The Ceduna Aboriginal Arts and Culture Centre is located on the beautiful far west coast of the Eyre Peninsula in South Australia. It first opened its doors in 2001, giving local artists an opportunity to explore a variety of art mediums including pottery and ceramics.

The Centre is a place where people can access workshops, training and materials, and facilities for the production of Aboriginal visual arts. It also enables artists to promote and sell their work, offering them an opportunity for sustainable income and economic independence.

The Centre Coordinator at the time, Eloise  approached ICV to help find a volunteer with experience in ceramics. The Centre had a gas kiln to fire pottery but nobody with the expertise to work it, so there were many unfinished pieces sitting in storage. Giving artists the skills to finish their products would allow them to be ready for sale through the gallery and new website.
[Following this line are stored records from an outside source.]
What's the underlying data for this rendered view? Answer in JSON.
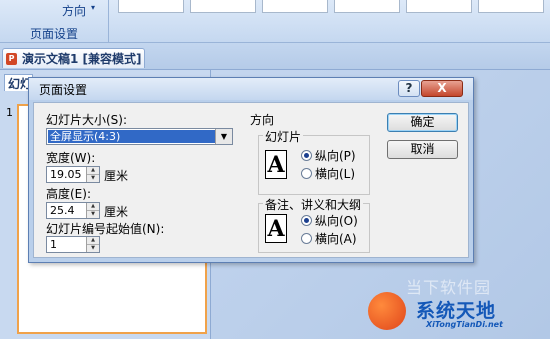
{
  "ribbon": {
    "direction_label": "方向",
    "direction_caret": "▾",
    "group_label": "页面设置"
  },
  "doc_tab": {
    "label": "演示文稿1 [兼容模式]",
    "icon": "powerpoint-icon"
  },
  "slide_pane": {
    "tab_label": "幻灯片",
    "slide_number": "1"
  },
  "dialog": {
    "title": "页面设置",
    "help_glyph": "?",
    "close_glyph": "X",
    "slide_size_label": "幻灯片大小(S):",
    "slide_size_value": "全屏显示(4:3)",
    "width_label": "宽度(W):",
    "width_value": "19.05",
    "width_unit": "厘米",
    "height_label": "高度(E):",
    "height_value": "25.4",
    "height_unit": "厘米",
    "start_number_label": "幻灯片编号起始值(N):",
    "start_number_value": "1",
    "orientation_title": "方向",
    "slides_group": "幻灯片",
    "slides_portrait": "纵向(P)",
    "slides_landscape": "横向(L)",
    "notes_group": "备注、讲义和大纲",
    "notes_portrait": "纵向(O)",
    "notes_landscape": "横向(A)",
    "icon_glyph": "A",
    "ok_label": "确定",
    "cancel_label": "取消"
  },
  "watermark": {
    "ghost": "当下软件园",
    "title": "系统天地",
    "url": "XiTongTianDi.net"
  },
  "colors": {
    "selection": "#3169c6",
    "close": "#c4472c",
    "accent": "#1458b8"
  }
}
ICV volunteer and husband and wife team Jack and Jill, both experienced artists, jumped at the chance to help.

Their first job was to see if the kiln was still in good working order, before working with the artists  showing them how to glaze and prepare their pottery and use the kiln for firing. In spite of difficulties with the kiln controller, they completed two firings and artists now also have written instructions for future firings.

Eyre Futures is a local organisation which helps youths maximise their education and employment opportunities. Participants in their hospitality program joined the ceramics workshops to decorate and glaze cups, bowls and plates ready for firing. Their aim was to sell the items at the hospitality skills development cafe “Bernadette’s Place”, located within the Arts Centre.

Artworks are now available for sale at the Arts Centre,  and Eyre Futures has kindly offered to purchase a badly needed new controller for the kiln.